Glen Johnson scored an upset in the Super Six super middleweight boxing tournament simply by being part of it.
When plans for the tournament were announced in July 2009, Johnson hadn't fought at 168 pounds in nearly nine years and was an established light heavyweight.
But he agreed to participate in the event after a couple of the original fighters dropped out with injuries.
"When I got the phone call inviting me to participate, I got excited," Johnson said. "The only downfall was who I was fighting."
Johnson, 41, will fight good friend Allan Green on Saturday at the MGM Grand Garden. The winner will advance to the Super Six semifinals sometime in early 2011.
Andre Ward leads the tournament with a 3-0 record and six points, followed by Arthur Abraham (1-1, one knockout) and Carl Froch (1-1), who face each other Nov. 27 in Helsinki, Finland.
In the tourney's format, the winning fighter earns two points plus a bonus point for a knockout or technical knockout, while the loser receives no points. A draw is worth one point for both fighters.
Johnson is replacing Mikkel Kessler, who pulled out after injuring his left eye in August while preparing for a Sept. 25 fight against Green.
Johnson's last super middleweight fight was in September 2000, a sixth-round TKO win over Toks Owoh.
"I didn't leave the super middleweight division because I couldn't make weight.
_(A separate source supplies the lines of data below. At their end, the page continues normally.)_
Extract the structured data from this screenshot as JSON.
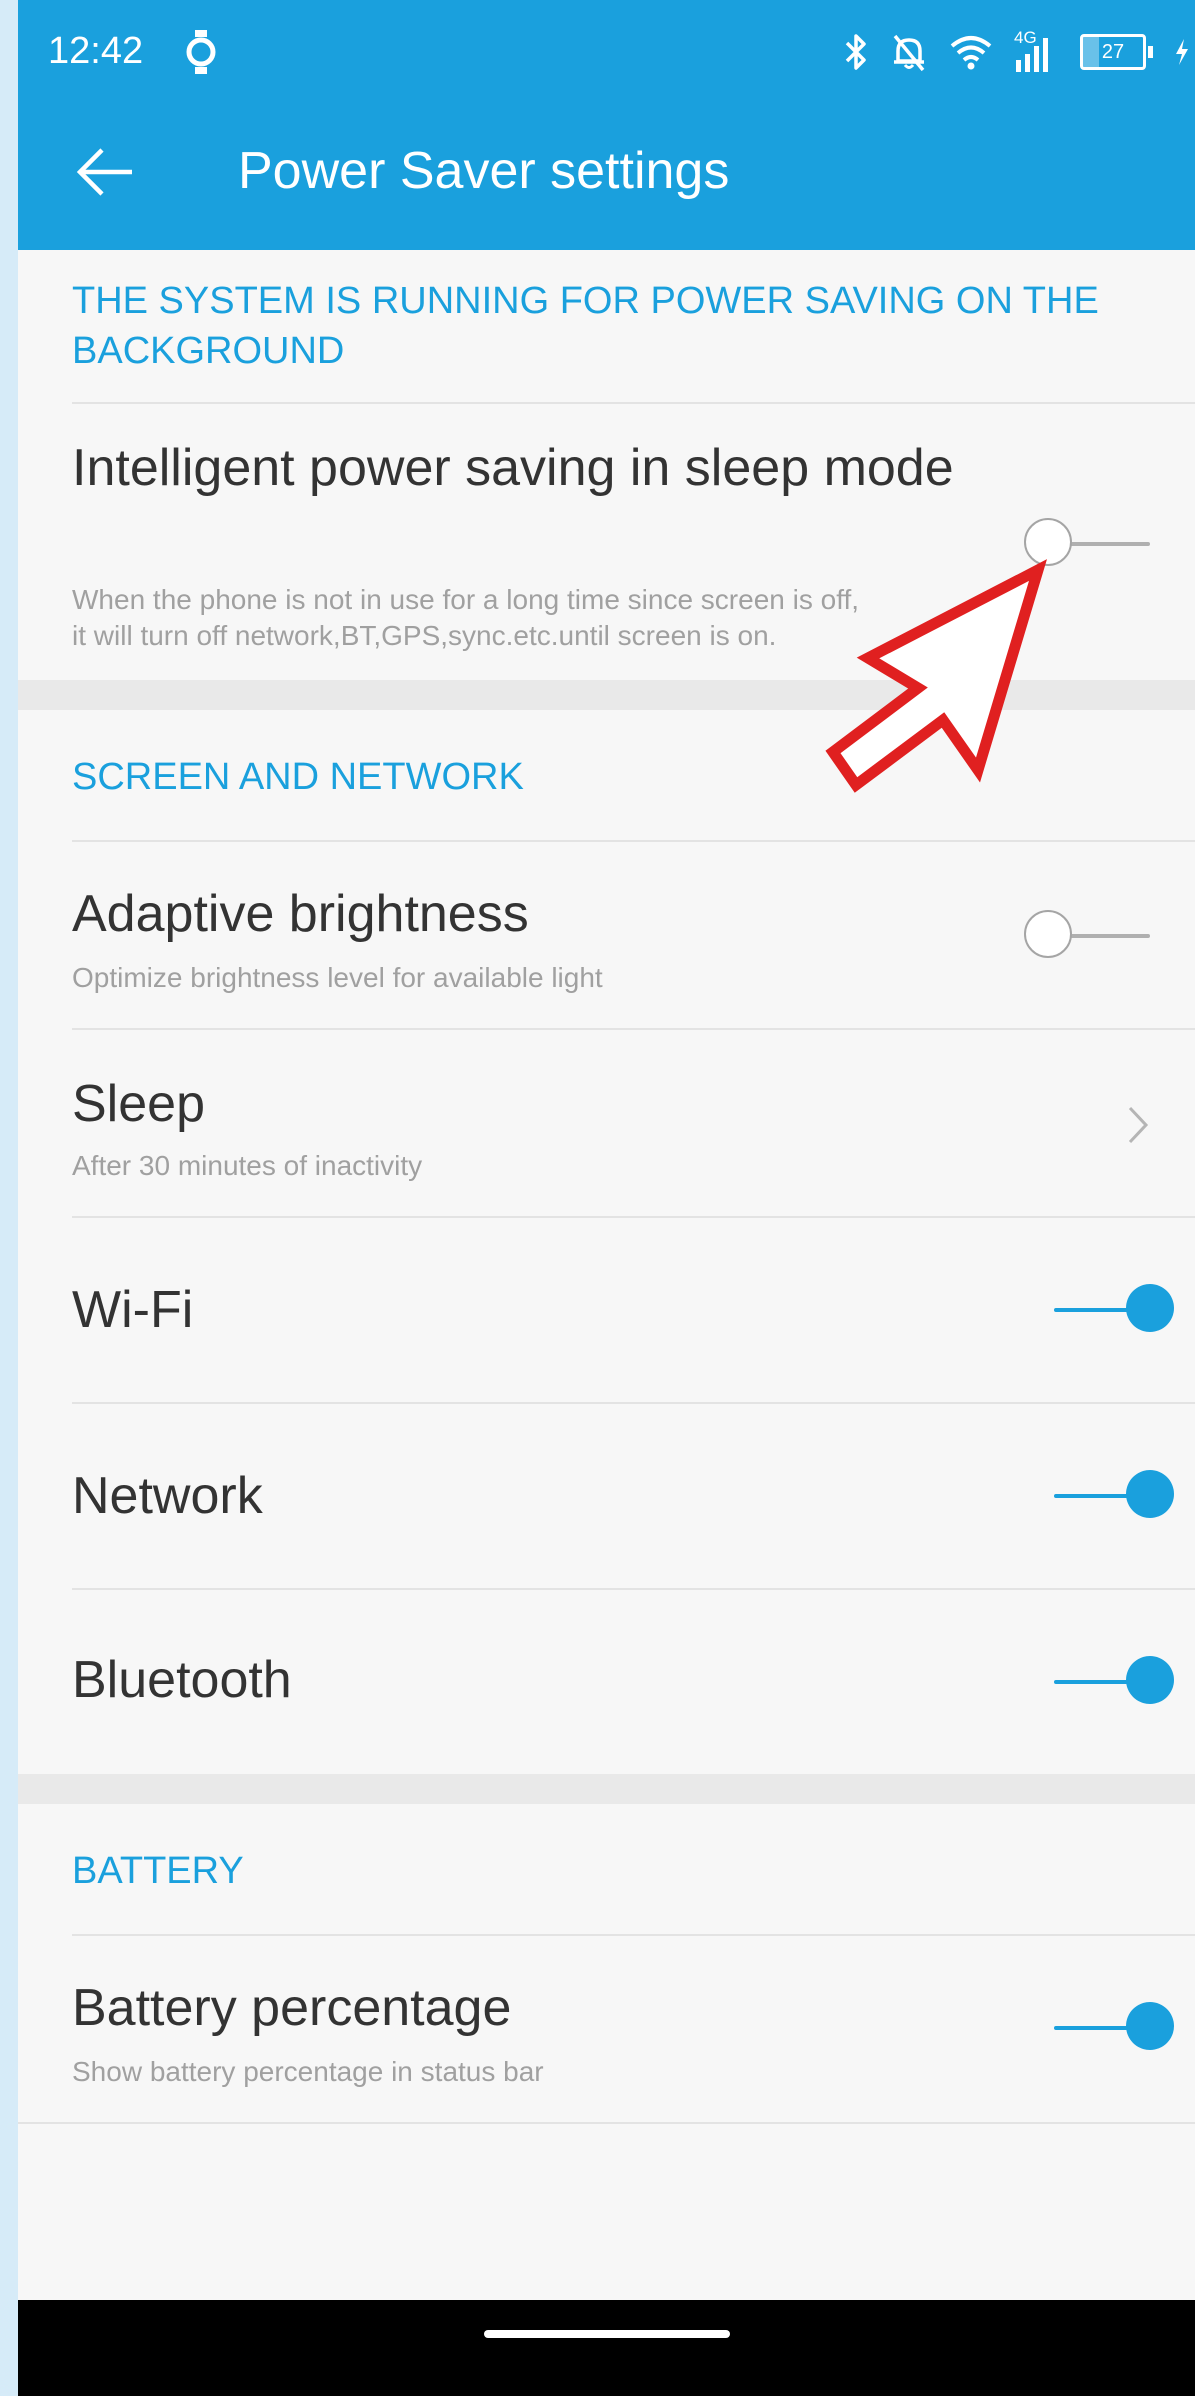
{
  "status_bar": {
    "time": "12:42",
    "battery_level": "27",
    "network_type": "4G",
    "icons": [
      "watch-icon",
      "bluetooth-icon",
      "mute-bell-icon",
      "wifi-icon",
      "signal-icon",
      "battery-icon",
      "charging-icon"
    ]
  },
  "header": {
    "title": "Power Saver settings",
    "back_icon": "arrow-left-icon",
    "color": "#1aa0dd"
  },
  "sections": {
    "background": {
      "header": "THE SYSTEM IS RUNNING FOR POWER SAVING ON THE BACKGROUND",
      "intelligent": {
        "title": "Intelligent power saving in sleep mode",
        "subtitle_line1": "When the phone is not in use for a long time since screen is off,",
        "subtitle_line2": "it will turn off network,BT,GPS,sync.etc.until screen is on.",
        "enabled": false
      }
    },
    "screen_network": {
      "header": "SCREEN AND NETWORK",
      "adaptive_brightness": {
        "title": "Adaptive brightness",
        "subtitle": "Optimize brightness level for available light",
        "enabled": false
      },
      "sleep": {
        "title": "Sleep",
        "subtitle": "After 30 minutes of inactivity"
      },
      "wifi": {
        "title": "Wi-Fi",
        "enabled": true
      },
      "network": {
        "title": "Network",
        "enabled": true
      },
      "bluetooth": {
        "title": "Bluetooth",
        "enabled": true
      }
    },
    "battery": {
      "header": "BATTERY",
      "battery_percentage": {
        "title": "Battery percentage",
        "subtitle": "Show battery percentage in status bar",
        "enabled": true
      }
    }
  },
  "annotation": {
    "type": "arrow-outline",
    "color": "#e02020"
  },
  "colors": {
    "accent": "#1aa0dd",
    "background": "#f7f7f7"
  }
}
I left because I had better opportunities at light heavyweight," said Johnson (50-14-2, 34 knockouts).
Green, who replaced Jermain Taylor in the tournament earlier this year, is coming off a 12-round unanimous-decision loss to Ward on June 19.
"I don't think I need to redeem myself to me, but I need to redeem myself to my fans," Green said. "I know exactly what went wrong that night. But it was more about what went wrong leading up to that night -- I had to lose 28 pounds in three weeks, and when you do that you're not going to be 100 percent. It's as simple as that."
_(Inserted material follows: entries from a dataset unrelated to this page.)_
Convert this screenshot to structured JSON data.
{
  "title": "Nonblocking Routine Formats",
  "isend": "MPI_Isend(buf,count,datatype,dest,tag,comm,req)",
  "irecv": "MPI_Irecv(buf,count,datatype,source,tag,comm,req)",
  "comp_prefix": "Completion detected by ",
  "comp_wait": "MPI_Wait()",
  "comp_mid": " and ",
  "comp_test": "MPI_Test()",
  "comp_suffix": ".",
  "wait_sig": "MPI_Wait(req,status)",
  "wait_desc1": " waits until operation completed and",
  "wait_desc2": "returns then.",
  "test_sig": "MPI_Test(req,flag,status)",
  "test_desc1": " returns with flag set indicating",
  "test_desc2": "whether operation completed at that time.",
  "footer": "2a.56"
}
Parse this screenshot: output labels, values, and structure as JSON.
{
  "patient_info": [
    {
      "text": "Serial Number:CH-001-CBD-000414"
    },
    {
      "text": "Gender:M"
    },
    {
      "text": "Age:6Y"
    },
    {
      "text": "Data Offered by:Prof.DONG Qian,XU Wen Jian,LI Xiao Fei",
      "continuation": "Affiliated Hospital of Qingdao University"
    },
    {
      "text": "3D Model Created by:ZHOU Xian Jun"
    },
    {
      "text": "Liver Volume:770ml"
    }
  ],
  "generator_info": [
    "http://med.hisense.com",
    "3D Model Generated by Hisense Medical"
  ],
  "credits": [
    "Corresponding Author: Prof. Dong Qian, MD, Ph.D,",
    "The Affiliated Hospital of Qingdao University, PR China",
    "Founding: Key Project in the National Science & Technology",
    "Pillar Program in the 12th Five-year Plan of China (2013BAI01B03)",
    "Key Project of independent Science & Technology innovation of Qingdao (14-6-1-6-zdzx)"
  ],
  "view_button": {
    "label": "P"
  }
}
The 31-year-old Green (29-2, 20 knockouts) said he had been in the gym all along training for Kessler so he's in much better shape to face Johnson.
"I've done everything right this time," Green said. "I dropped my weight slowly. I've been eating right. I feel great. It's not even an issue."
Johnson said he briefly considered not taking the fight because of his friendship with Green. They have helped each other through the years, sparring and working out to prepare for big fights.
"I did have that feeling, but, at the end of the day, it's business," Johnson said. "When you sign up to be a boxer, a lot of times you compete against friends. It's some of the things you have to do."
Johnson said he doesn't need to feel animosity toward his opponent in order to try to beat him.
"I have no hate. I never have any hate for any opponent I face," he said. "For me, it's purely competition. But nobody pays to see Glen Johnson shadowbox, so I need to have someone to compete with."
Green has no problem being that someone.
"I knew Glen hadn't fought at this weight in a long time, and I wanted to make sure he wasn't flirting with disaster," he said. "Once I got past that, it was like any other fight.
"Glen is a friend of mine, a very close friend of mine. But it's like if you put a steak in front of two starving lions, they're going to fight over that steak. Even if the lions like each other."
Contact reporter Steve Carp at firstname.lastname@example.org or 702-387-2913.